TASK DESCRIPTION: Where the string "pname" occurs in a line of the data below, that line should be copied.

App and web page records
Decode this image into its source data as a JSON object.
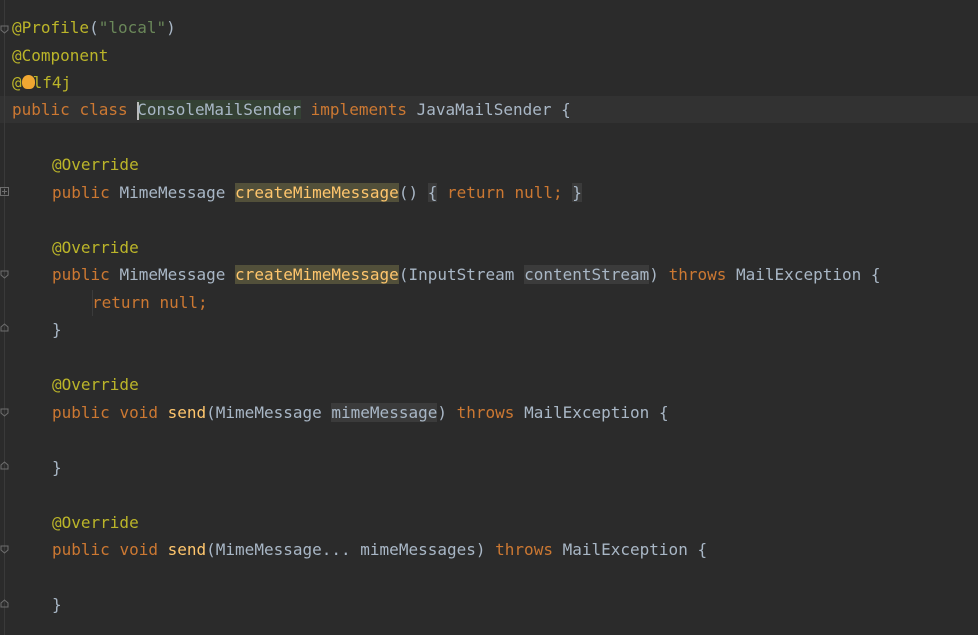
{
  "code": {
    "l1": {
      "ann": "@Profile",
      "open": "(",
      "str": "\"local\"",
      "close": ")"
    },
    "l2": {
      "ann": "@Component"
    },
    "l3": {
      "ann_start": "@",
      "ann_rest": "lf4j"
    },
    "l4": {
      "kw1": "public",
      "kw2": "class",
      "cls": "ConsoleMailSender",
      "kw3": "implements",
      "iface": "JavaMailSender",
      "brace": "{"
    },
    "l6": {
      "ann": "@Override"
    },
    "l7": {
      "kw": "public",
      "type": "MimeMessage",
      "fn": "createMimeMessage",
      "parens": "()",
      "fold_open": "{",
      "ret": "return",
      "nul": "null;",
      "fold_close": "}"
    },
    "l9": {
      "ann": "@Override"
    },
    "l10": {
      "kw": "public",
      "type": "MimeMessage",
      "fn": "createMimeMessage",
      "open": "(",
      "ptype": "InputStream",
      "pname": "contentStream",
      "close": ")",
      "throws": "throws",
      "exc": "MailException",
      "brace": "{"
    },
    "l11": {
      "ret": "return",
      "nul": "null;"
    },
    "l12": {
      "brace": "}"
    },
    "l14": {
      "ann": "@Override"
    },
    "l15": {
      "kw1": "public",
      "kw2": "void",
      "fn": "send",
      "open": "(",
      "ptype": "MimeMessage",
      "pname": "mimeMessage",
      "close": ")",
      "throws": "throws",
      "exc": "MailException",
      "brace": "{"
    },
    "l17": {
      "brace": "}"
    },
    "l19": {
      "ann": "@Override"
    },
    "l20": {
      "kw1": "public",
      "kw2": "void",
      "fn": "send",
      "open": "(",
      "ptype": "MimeMessage...",
      "pname": "mimeMessages",
      "close": ")",
      "throws": "throws",
      "exc": "MailException",
      "brace": "{"
    },
    "l22": {
      "brace": "}"
    }
  },
  "icons": {
    "intention": "lightbulb-icon",
    "fold": "fold-marker-icon"
  },
  "colors": {
    "background": "#2b2b2b",
    "annotation": "#bbb529",
    "keyword": "#cc7832",
    "method": "#ffc66d",
    "string": "#6a8759",
    "text": "#a9b7c6"
  }
}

RESULT:
      "pname": "contentStream",
      "pname": "mimeMessage",
      "pname": "mimeMessages",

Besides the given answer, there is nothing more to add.